(NEXSTAR) – Golf legend Tiger Woods thanked medical staff and supporters after returning home to recover from serious leg injuries he suffered after crashing an SUV in the Los Angeles suburbs nearly a month ago.

“Happy to report that I am back home and continuing my recovery. I am so grateful for the outpouring of support and encouragement that I have received over the past few weeks,” Woods said in a statement Tuesday. “Thank you to the incredible surgeons, doctors, nurses and staff at Harbor-UCLA Medical Center and Cedars-Sinai Medical Center. You have all taken such great care of me and I cannot thank you enough.

It’s not yet clear whether or not Woods, now 45-years-old, will be able to continue his Hall of Fame career after the single-vehicle wreck left him with a shattered tibia and fibula bones. Doctors used a combination of screws and pins to repair the damage.

Woods was driving a 2021 Geneses GV8o courtesy car loaned to him by the Genesis Invitational at Riviera Country Club when the crash happened the morning of Feb. 23.

A man who lives in the area first found Woods inside the mangled SUV; he later told deputies that the golfing great lost consciousness as he tried to talk to him.

The first deputy, Carlos Gonzalez, arrived minutes later the morning of Feb. 23 and has said Woods appeared to be in shock but was conscious and able to answer basic questions. Woods suffered severe injuries to his right leg and cuts to his face.

Woods told deputies — both at the wreckage and later at the hospital — that he did not know how the crash occurred and didn’t remember driving, according to the affidavit.

Sheriff Alex Villanueva has said Woods was driving alone in good weather, there was no evidence of impairment, and the crash was “purely an accident.” However, depending on what is found on the data recorder, Woods could face a misdemeanor driving charge or a traffic citation.

Dr. Andre Campbell, a trauma surgeon at Zuckerberg San Francisco General Hospital and Trauma Center, said it’s not unusual for patients in major vehicle crashes to lose consciousness or experience memory lapses.

“A lot of times people will tell you, ‘I don’t remember what happened,’ ” he said, adding the memory loss may never return.

“This is a credit to modern engineering, really, that he’s alive,” said Campbell, who is not involved in Woods’ treatment and spoke generally about trauma patients.

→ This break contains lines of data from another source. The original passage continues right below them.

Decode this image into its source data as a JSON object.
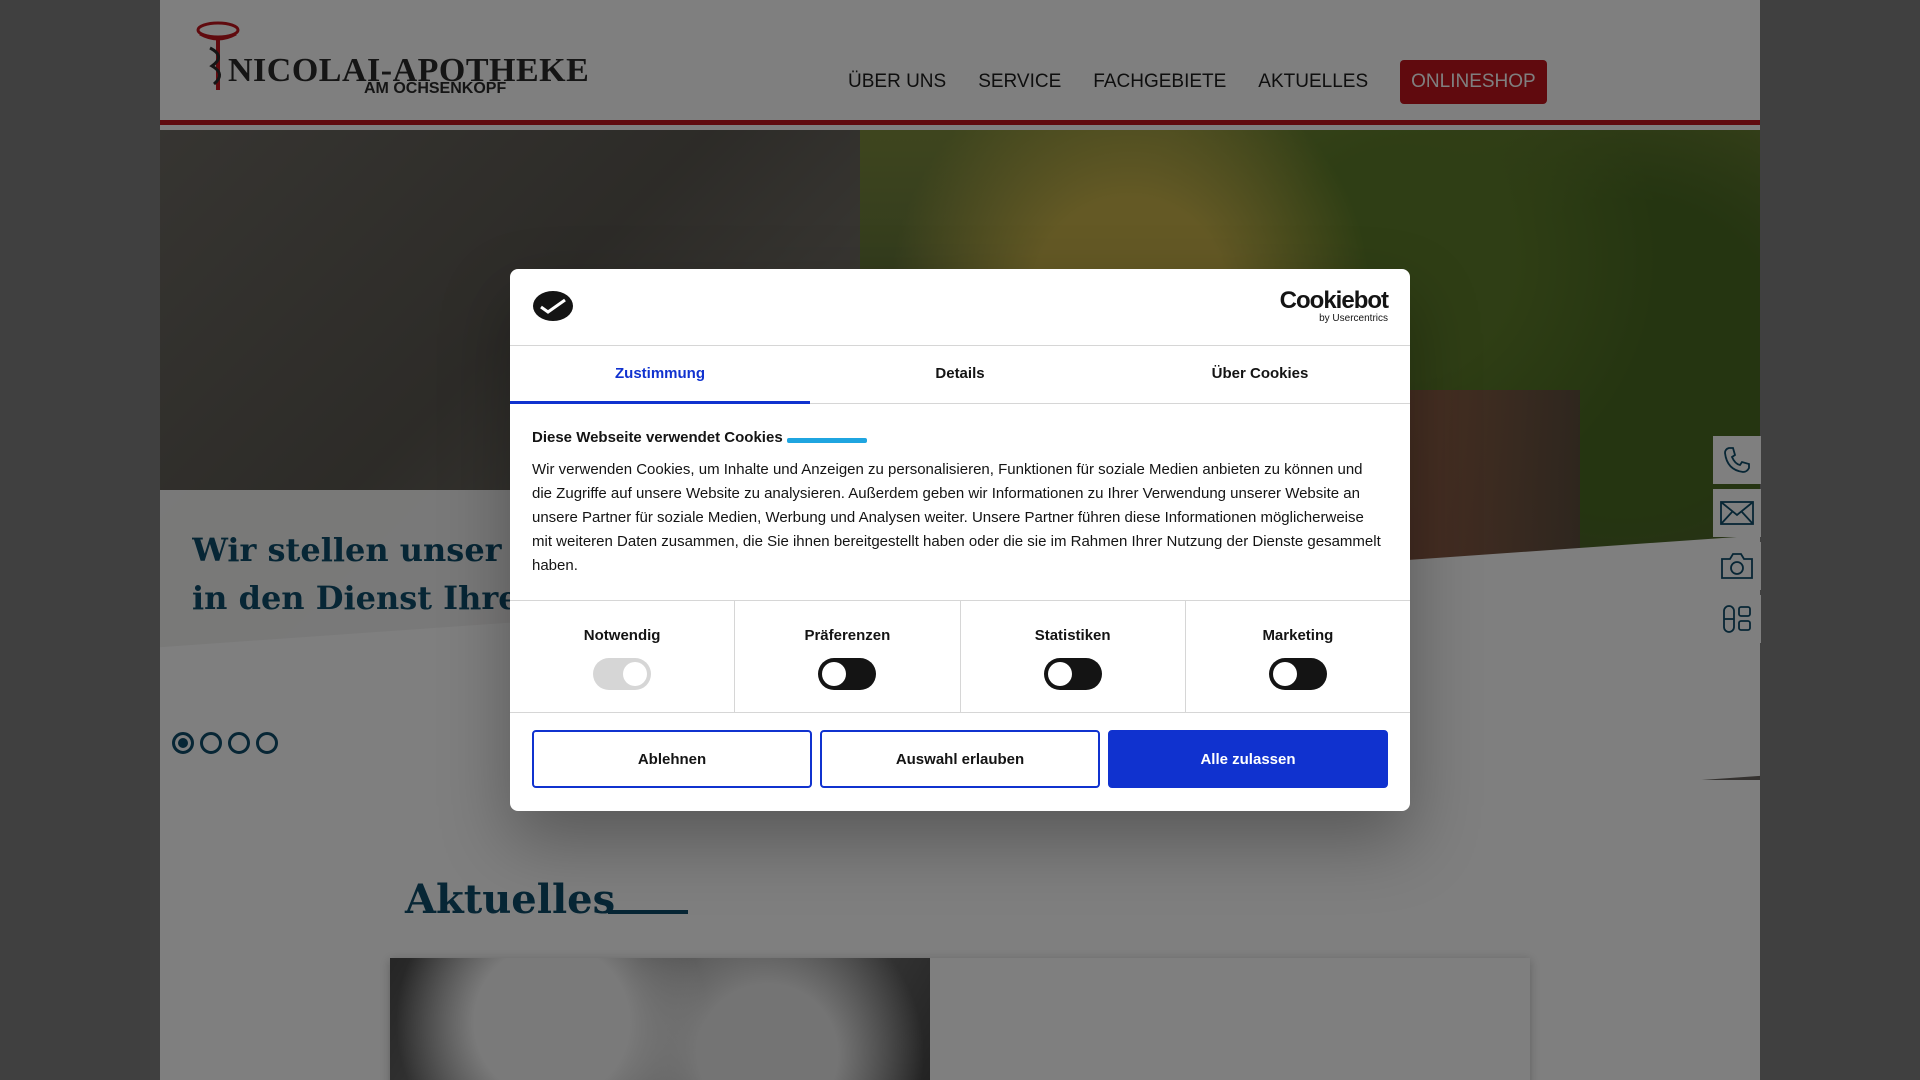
{
  "site": {
    "logo_name": "NICOLAI-APOTHEKE",
    "logo_sub": "AM OCHSENKOPF",
    "nav": [
      {
        "label": "ÜBER UNS"
      },
      {
        "label": "SERVICE"
      },
      {
        "label": "FACHGEBIETE"
      },
      {
        "label": "AKTUELLES"
      },
      {
        "label": "ONLINESHOP"
      }
    ],
    "hero": {
      "caption_line1": "Wir stellen unser W",
      "caption_line2": "in den Dienst Ihrer",
      "slides_total": 4,
      "slide_active": 1
    },
    "news_title": "Aktuelles",
    "side_icons": [
      "phone-icon",
      "mail-icon",
      "camera-icon",
      "pills-icon"
    ]
  },
  "cookie": {
    "brand_name": "Cookiebot",
    "brand_sub": "by Usercentrics",
    "tabs": [
      {
        "label": "Zustimmung"
      },
      {
        "label": "Details"
      },
      {
        "label": "Über Cookies"
      }
    ],
    "heading": "Diese Webseite verwendet Cookies",
    "body": "Wir verwenden Cookies, um Inhalte und Anzeigen zu personalisieren, Funktionen für soziale Medien anbieten zu können und die Zugriffe auf unsere Website zu analysieren. Außerdem geben wir Informationen zu Ihrer Verwendung unserer Website an unsere Partner für soziale Medien, Werbung und Analysen weiter. Unsere Partner führen diese Informationen möglicherweise mit weiteren Daten zusammen, die Sie ihnen bereitgestellt haben oder die sie im Rahmen Ihrer Nutzung der Dienste gesammelt haben.",
    "categories": [
      {
        "label": "Notwendig",
        "checked": true,
        "disabled": true
      },
      {
        "label": "Präferenzen",
        "checked": false
      },
      {
        "label": "Statistiken",
        "checked": false
      },
      {
        "label": "Marketing",
        "checked": false
      }
    ],
    "buttons": {
      "reject": "Ablehnen",
      "allow_selection": "Auswahl erlauben",
      "allow_all": "Alle zulassen"
    }
  },
  "colors": {
    "brand_red": "#c0151d",
    "brand_blue": "#0f4c6a",
    "cookiebot_blue": "#1032cf"
  }
}
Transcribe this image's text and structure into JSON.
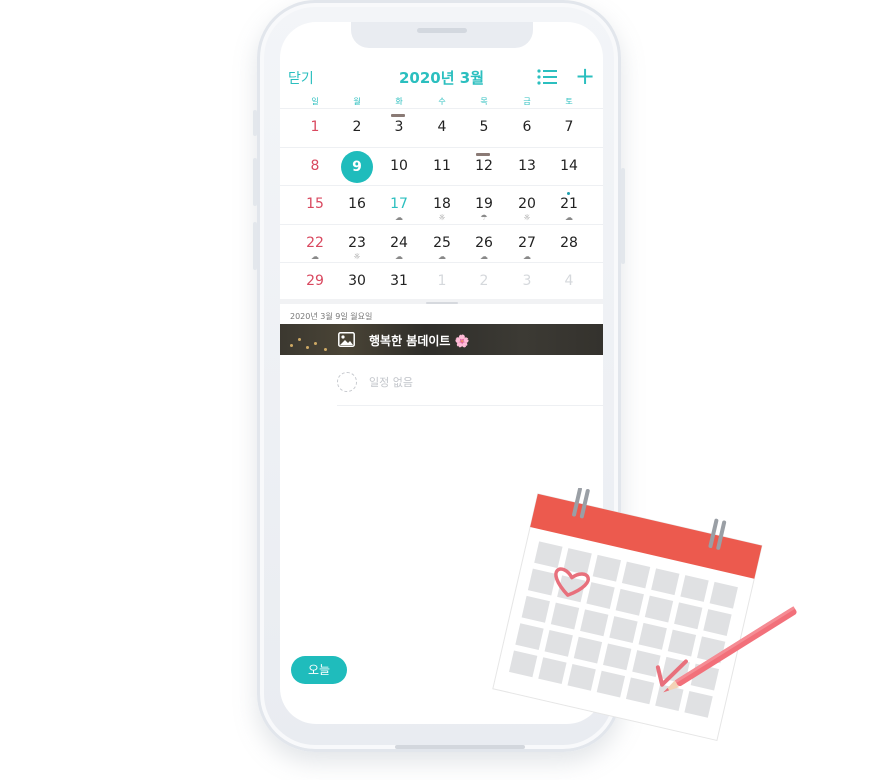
{
  "header": {
    "close_label": "닫기",
    "month_title": "2020년 3월",
    "list_icon": "list-icon",
    "add_icon": "plus-icon"
  },
  "weekdays": [
    "일",
    "월",
    "화",
    "수",
    "목",
    "금",
    "토"
  ],
  "weeks": [
    [
      {
        "n": "1",
        "s": "sun"
      },
      {
        "n": "2"
      },
      {
        "n": "3",
        "strip": true
      },
      {
        "n": "4"
      },
      {
        "n": "5"
      },
      {
        "n": "6"
      },
      {
        "n": "7"
      }
    ],
    [
      {
        "n": "8",
        "s": "sun"
      },
      {
        "n": "9",
        "s": "selected"
      },
      {
        "n": "10"
      },
      {
        "n": "11"
      },
      {
        "n": "12",
        "strip": true
      },
      {
        "n": "13"
      },
      {
        "n": "14"
      }
    ],
    [
      {
        "n": "15",
        "s": "sun"
      },
      {
        "n": "16"
      },
      {
        "n": "17",
        "s": "today",
        "wx": "☁"
      },
      {
        "n": "18",
        "wx": "☼"
      },
      {
        "n": "19",
        "wx": "☂"
      },
      {
        "n": "20",
        "wx": "☼"
      },
      {
        "n": "21",
        "wx": "☁",
        "dot": true
      }
    ],
    [
      {
        "n": "22",
        "s": "sun",
        "wx": "☁"
      },
      {
        "n": "23",
        "wx": "☼"
      },
      {
        "n": "24",
        "wx": "☁"
      },
      {
        "n": "25",
        "wx": "☁"
      },
      {
        "n": "26",
        "wx": "☁"
      },
      {
        "n": "27",
        "wx": "☁"
      },
      {
        "n": "28"
      }
    ],
    [
      {
        "n": "29",
        "s": "sun"
      },
      {
        "n": "30"
      },
      {
        "n": "31"
      },
      {
        "n": "1",
        "s": "other"
      },
      {
        "n": "2",
        "s": "other"
      },
      {
        "n": "3",
        "s": "other"
      },
      {
        "n": "4",
        "s": "other"
      }
    ]
  ],
  "selected_date_label": "2020년 3월 9일 월요일",
  "event": {
    "title": "행복한 봄데이트 🌸",
    "icon": "image-icon"
  },
  "no_schedule_label": "일정 없음",
  "today_button": "오늘",
  "colors": {
    "accent": "#1fbcbc",
    "sunday": "#d9485f",
    "illustration_header": "#ec5a4e",
    "illustration_marks": "#e8707c"
  }
}
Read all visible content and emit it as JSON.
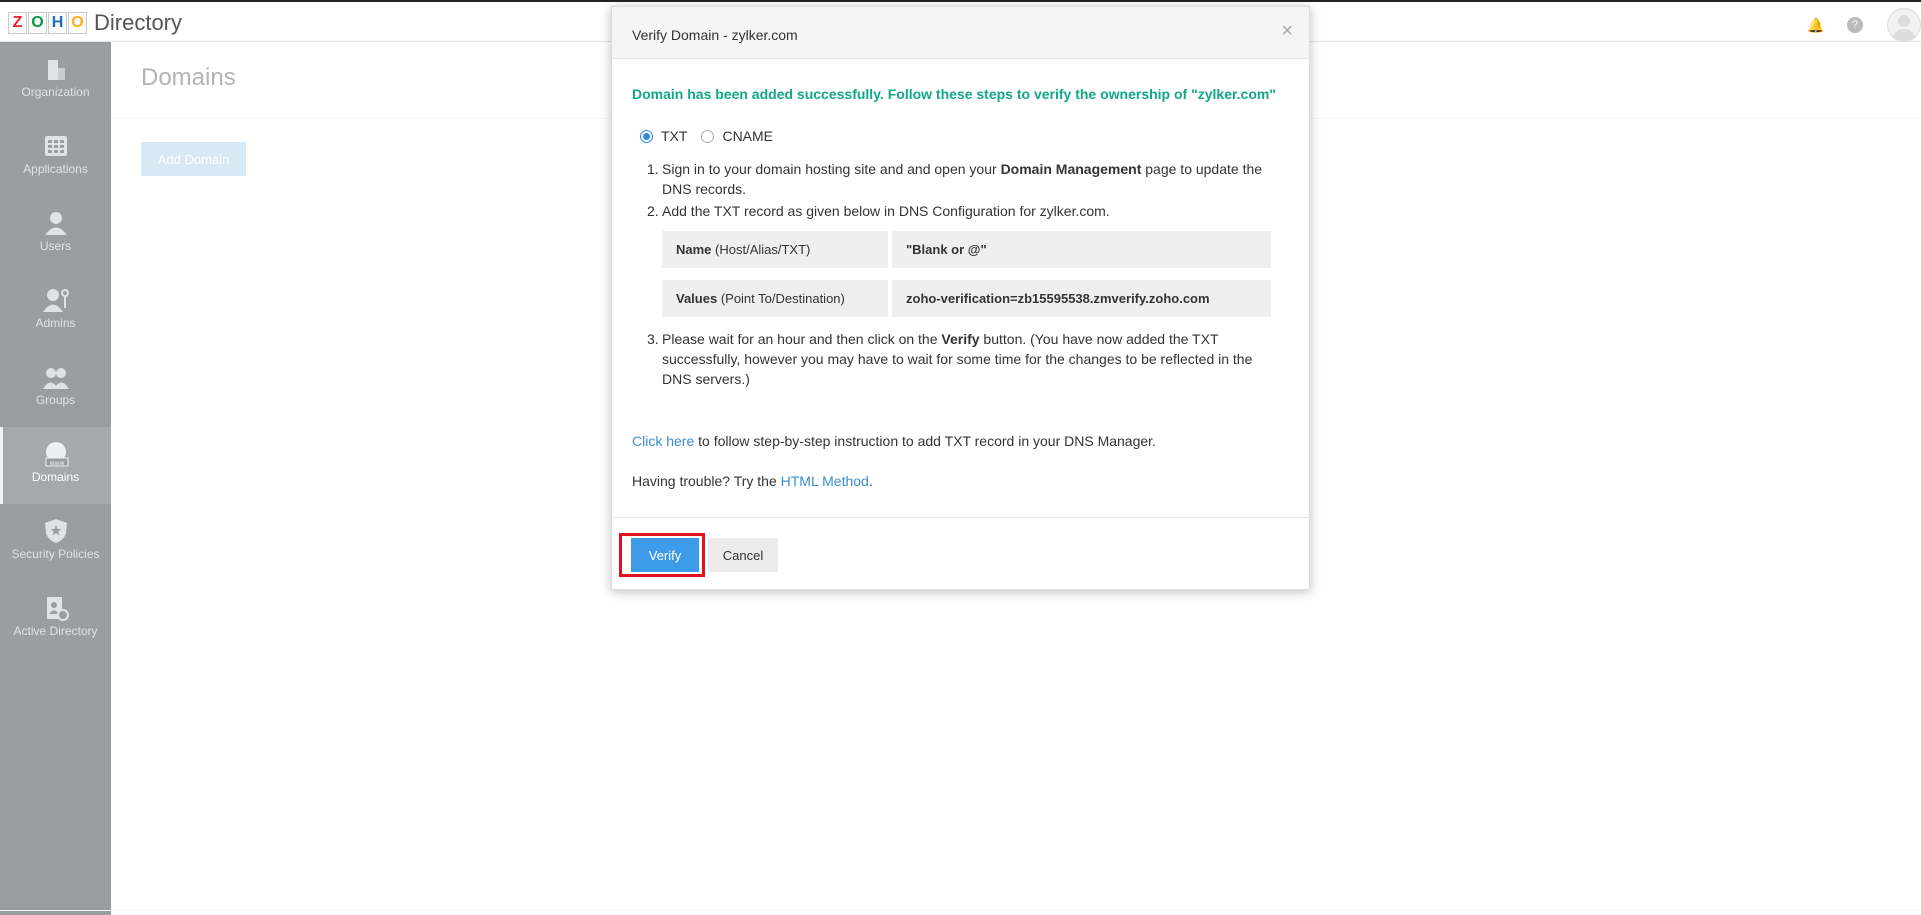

It was the 10th surgery of his career and came two months after a fifth back surgery. Through it all, Woods has never gone an entire year without playing, dating back to his first PGA Tour event as a 16-year-old in high school.

The Associated Press contributed to this report.